Repeat the data exactly, leaving out any image.
·····
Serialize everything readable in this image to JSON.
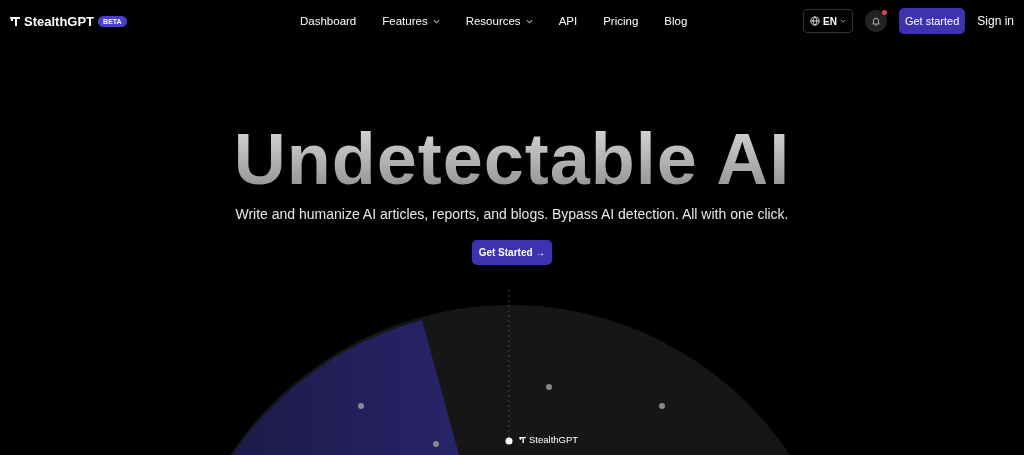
{
  "brand": {
    "name": "StealthGPT",
    "badge": "BETA"
  },
  "nav": [
    {
      "label": "Dashboard",
      "has_menu": false
    },
    {
      "label": "Features",
      "has_menu": true
    },
    {
      "label": "Resources",
      "has_menu": true
    },
    {
      "label": "API",
      "has_menu": false
    },
    {
      "label": "Pricing",
      "has_menu": false
    },
    {
      "label": "Blog",
      "has_menu": false
    }
  ],
  "language": {
    "label": "EN"
  },
  "notifications": {
    "unread": true
  },
  "actions": {
    "primary": "Get started",
    "secondary": "Sign in"
  },
  "hero": {
    "title": "Undetectable AI",
    "subtitle": "Write and humanize AI articles, reports, and blogs. Bypass AI detection. All with one click.",
    "button": "Get Started →"
  },
  "radar": {
    "label": "StealthGPT"
  }
}
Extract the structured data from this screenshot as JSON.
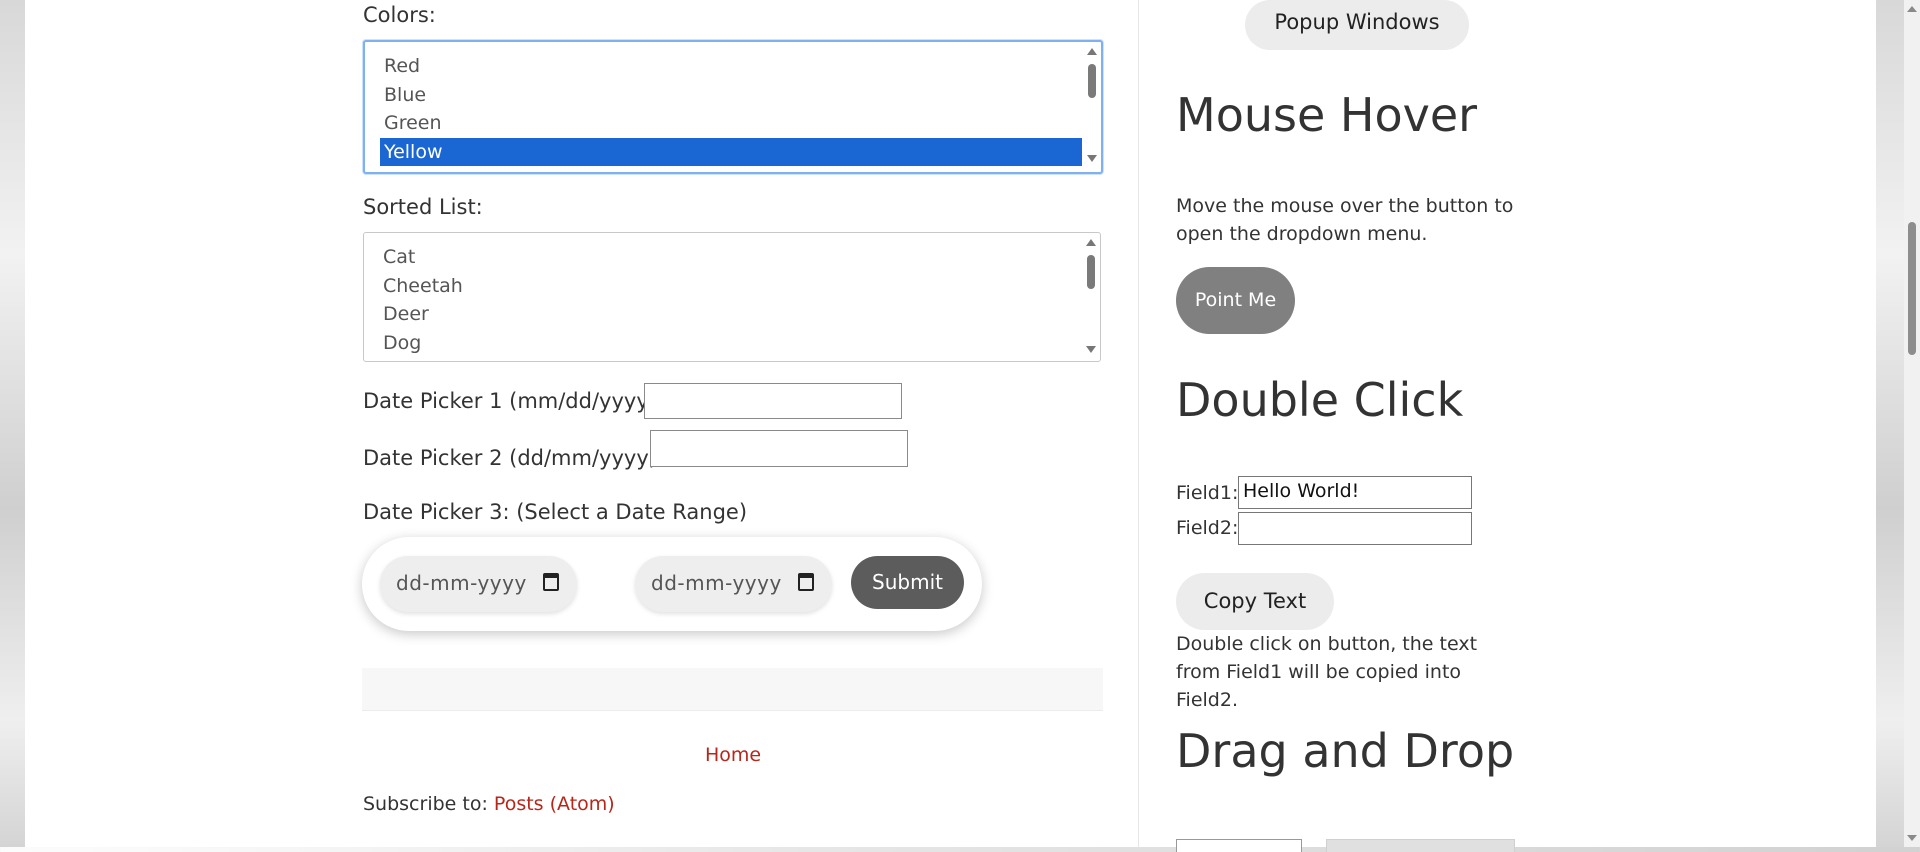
{
  "left": {
    "colors": {
      "label": "Colors:",
      "options": [
        "Red",
        "Blue",
        "Green",
        "Yellow"
      ],
      "selected": "Yellow"
    },
    "sorted": {
      "label": "Sorted List:",
      "options": [
        "Cat",
        "Cheetah",
        "Deer",
        "Dog"
      ]
    },
    "datepicker1": {
      "label": "Date Picker 1 (mm/dd/yyyy):",
      "value": ""
    },
    "datepicker2": {
      "label": "Date Picker 2 (dd/mm/yyyy) :",
      "value": ""
    },
    "datepicker3": {
      "label": "Date Picker 3: (Select a Date Range)",
      "start_placeholder": "dd-mm-yyyy",
      "end_placeholder": "dd-mm-yyyy",
      "submit_label": "Submit"
    },
    "footer": {
      "home_link": "Home",
      "subscribe_prefix": "Subscribe to:",
      "subscribe_link": "Posts (Atom)"
    }
  },
  "right": {
    "popup_button": "Popup Windows",
    "mouse_hover": {
      "heading": "Mouse Hover",
      "text": "Move the mouse over the button to open the dropdown menu.",
      "button": "Point Me"
    },
    "double_click": {
      "heading": "Double Click",
      "field1_label": "Field1:",
      "field1_value": "Hello World!",
      "field2_label": "Field2:",
      "field2_value": "",
      "button": "Copy Text",
      "text": "Double click on button, the text from Field1 will be copied into Field2."
    },
    "drag_drop": {
      "heading": "Drag and Drop"
    }
  },
  "colors": {
    "selected_option_bg": "#1a66d2",
    "link": "#b8261a",
    "dark_button": "#5c5c5c",
    "hover_button": "#808080"
  }
}
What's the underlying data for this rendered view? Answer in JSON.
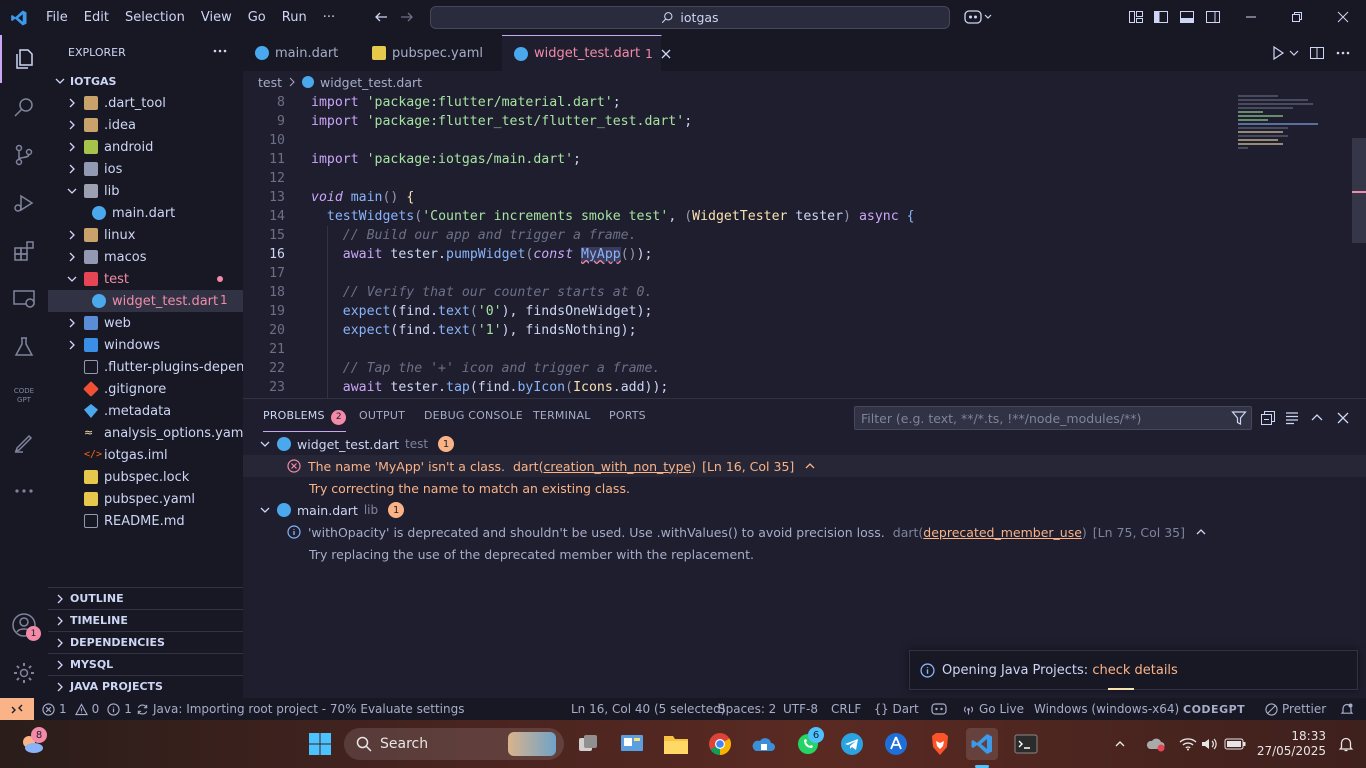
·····
# OUTPUT OF THE TASK
Serialize everything readable in this image to JSON.
{
  "brand": {
    "name": "StealthGPT",
    "badge": "BETA"
  },
  "nav": [
    {
      "label": "Dashboard",
      "has_menu": false
    },
    {
      "label": "Features",
      "has_menu": true
    },
    {
      "label": "Resources",
      "has_menu": true
    },
    {
      "label": "API",
      "has_menu": false
    },
    {
      "label": "Pricing",
      "has_menu": false
    },
    {
      "label": "Blog",
      "has_menu": false
    }
  ],
  "language": {
    "label": "EN"
  },
  "notifications": {
    "unread": true
  },
  "actions": {
    "primary": "Get started",
    "secondary": "Sign in"
  },
  "hero": {
    "title": "Undetectable AI",
    "subtitle": "Write and humanize AI articles, reports, and blogs. Bypass AI detection. All with one click.",
    "button": "Get Started →"
  },
  "radar": {
    "label": "StealthGPT"
  }
}
Extract the structured data from this screenshot as JSON.
{
  "left": {
    "colors": {
      "label": "Colors:",
      "options": [
        "Red",
        "Blue",
        "Green",
        "Yellow"
      ],
      "selected": "Yellow"
    },
    "sorted": {
      "label": "Sorted List:",
      "options": [
        "Cat",
        "Cheetah",
        "Deer",
        "Dog"
      ]
    },
    "datepicker1": {
      "label": "Date Picker 1 (mm/dd/yyyy):",
      "value": ""
    },
    "datepicker2": {
      "label": "Date Picker 2 (dd/mm/yyyy) :",
      "value": ""
    },
    "datepicker3": {
      "label": "Date Picker 3: (Select a Date Range)",
      "start_placeholder": "dd-mm-yyyy",
      "end_placeholder": "dd-mm-yyyy",
      "submit_label": "Submit"
    },
    "footer": {
      "home_link": "Home",
      "subscribe_prefix": "Subscribe to:",
      "subscribe_link": "Posts (Atom)"
    }
  },
  "right": {
    "popup_button": "Popup Windows",
    "mouse_hover": {
      "heading": "Mouse Hover",
      "text": "Move the mouse over the button to open the dropdown menu.",
      "button": "Point Me"
    },
    "double_click": {
      "heading": "Double Click",
      "field1_label": "Field1:",
      "field1_value": "Hello World!",
      "field2_label": "Field2:",
      "field2_value": "",
      "button": "Copy Text",
      "text": "Double click on button, the text from Field1 will be copied into Field2."
    },
    "drag_drop": {
      "heading": "Drag and Drop"
    }
  },
  "colors": {
    "selected_option_bg": "#1a66d2",
    "link": "#b8261a",
    "dark_button": "#5c5c5c",
    "hover_button": "#808080"
  }
}
What's the underlying data for this rendered view? Answer in JSON.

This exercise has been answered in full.